Flower Pesticides Linked to Neurological Problems5 years, 10 months ago
Posted on May 23, 2017, 6 a.m.
Research study reveals that a peak pesticide spraying season alters short-term neurological behaviors in children.
Researchers from the University of California in San Diego and the University of Minnesota have discovered a link between neurological behaviors in Ecuadorian children and pesticide use during flower growing seasons. Their findings were published in the medical journal NeuroToxicology in May of 2017. Dr. Jose R. Suarez-Lopez Ph.D., an assistant professor at the University of San Diego in the Department of Family Medicine and Public Health, served as first author of the study.
Testing of Children in Agricultural Areas
Ecuador produces a large portion of the world’s cut flowers. The industry relies on pesticides to ensure successful harvests. Previous research using animals as test subjects suggested a link between temporary neurological disorders and pesticide exposure.
The research team tested 308 Ecuadorian children between the ages of 4 and 9 years of age who live near, but do not work in, flower producing areas. Behavioral and blood tests were conducted before peak production for the Mother’s Day holiday, and within 100 days after harvest.
Results show that children tested shortly after the harvest ended displayed lower attention spans, less self-control, inferior hand-eye coordination, and problems perceiving and interacting with visual stimuli when compared to children tested later.
The authors of the study conclude that exposure to pesticides causes a short-term decline in neurological functions. According to Dr. Suarez-Lopez, this is of concern due to timing. The growing season corresponds with end-of-term testing in schools. Children suffering from temporary impairment due to pesticide exposure may receive lower scores on important academic exams. These lower scores may then affect their ability to qualify for certain opportunities in higher education or the job market.
The Effects of Agricultural Poisons
Newborns who are exposed to agricultural chemicals are known to have higher risks of certain neurological conditions, such as attention-deficit hyperactivity disorder (ADHD), and abnormalities in reflex, psychomotor, and mental function development. The effects are more prevalent in boys than girls. The short-term disorders detailed in the published study are in addition to these known, long-term effects.
The chemicals in question contain a substance called organophosphate, which is used to destroy pests on flowers before export. In the human body, organophosphates inhibit the actions of the enzyme acetylcholinesterase (AChE). AChE regulates acetylcholine, a neurotransmitter that allows nerves in the body and brain cells to communicate. Organophosphates are also known to destroy neurons and supporting brain cells. Low Ache levels are associated with impulsive behaviors and low attention spans and scores on memory tests.
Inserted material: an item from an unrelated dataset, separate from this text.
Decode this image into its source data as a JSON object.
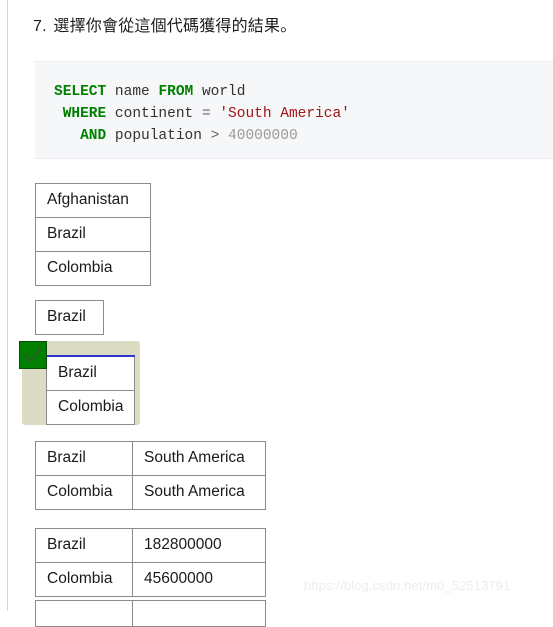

The ESPINA Study and Future Research
The ESPINA study is an on-going study that examines the effects of agricultural toxins on children in Ecuador. The study published by Dr. Suarez-Lopez’s team is part of this larger effort to understand how environmental pollutants affect the long-term development and welfare of young people growing up in agricultural areas.
Researchers believe their findings prove that exposure to certain pesticides alters cognition, and the ability to learn and interact socially in children. Dr. Suarez-Lopez suggests that a better understanding can be achieved by repeating the tests with a larger sample group. In addition to conducting blood and behavioral tests before and after harvests, an additional test would be conducted during the harvest period, when exposure to agricultural pesticides peaks.
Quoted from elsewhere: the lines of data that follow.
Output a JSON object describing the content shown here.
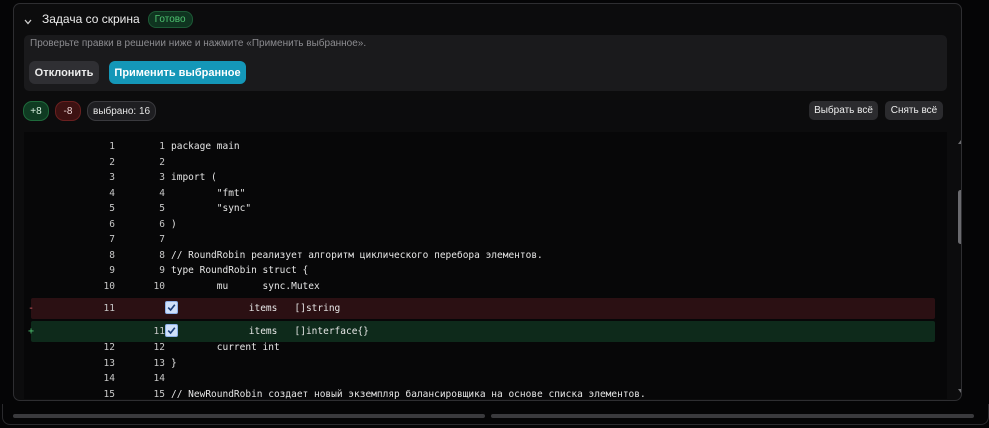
{
  "task": {
    "title": "Задача со скрина",
    "status": "Готово",
    "notice": "Проверьте правки в решении ниже и нажмите «Применить выбранное».",
    "reject_label": "Отклонить",
    "apply_label": "Применить выбранное"
  },
  "stats": {
    "added": "+8",
    "removed": "-8",
    "selected": "выбрано: 16"
  },
  "toolbar": {
    "select_all": "Выбрать всё",
    "clear_all": "Снять всё"
  },
  "diff": [
    {
      "type": "ctx",
      "old": "1",
      "new": "1",
      "text": "package main"
    },
    {
      "type": "ctx",
      "old": "2",
      "new": "2",
      "text": ""
    },
    {
      "type": "ctx",
      "old": "3",
      "new": "3",
      "text": "import ("
    },
    {
      "type": "ctx",
      "old": "4",
      "new": "4",
      "text": "        \"fmt\""
    },
    {
      "type": "ctx",
      "old": "5",
      "new": "5",
      "text": "        \"sync\""
    },
    {
      "type": "ctx",
      "old": "6",
      "new": "6",
      "text": ")"
    },
    {
      "type": "ctx",
      "old": "7",
      "new": "7",
      "text": ""
    },
    {
      "type": "ctx",
      "old": "8",
      "new": "8",
      "text": "// RoundRobin реализует алгоритм циклического перебора элементов."
    },
    {
      "type": "ctx",
      "old": "9",
      "new": "9",
      "text": "type RoundRobin struct {"
    },
    {
      "type": "ctx",
      "old": "10",
      "new": "10",
      "text": "        mu      sync.Mutex"
    },
    {
      "type": "del",
      "marker": "-",
      "old": "11",
      "new": "",
      "text": "        items   []string",
      "checked": true
    },
    {
      "type": "add",
      "marker": "+",
      "old": "",
      "new": "11",
      "text": "        items   []interface{}",
      "checked": true
    },
    {
      "type": "ctx",
      "old": "12",
      "new": "12",
      "text": "        current int"
    },
    {
      "type": "ctx",
      "old": "13",
      "new": "13",
      "text": "}"
    },
    {
      "type": "ctx",
      "old": "14",
      "new": "14",
      "text": ""
    },
    {
      "type": "ctx",
      "old": "15",
      "new": "15",
      "text": "// NewRoundRobin создает новый экземпляр балансировщика на основе списка элементов."
    }
  ],
  "colors": {
    "accent": "#1497b8",
    "added_bg": "#0e2a1b",
    "removed_bg": "#2b1013",
    "ready_badge": "#4ec16f"
  }
}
Jose R. Suarez-Lopez, Harvey Checkoway, David R. Jacobs, Wael K. Al-Delaimy, Sheila Gahagan. Potential short-term neurobehavioral alterations in children associated with a peak pesticide spray season: The Mother’s Day flower harvest in Ecuador. NeuroToxicology, 2017; DOI: 10.1016/j.neuro.2017.02.002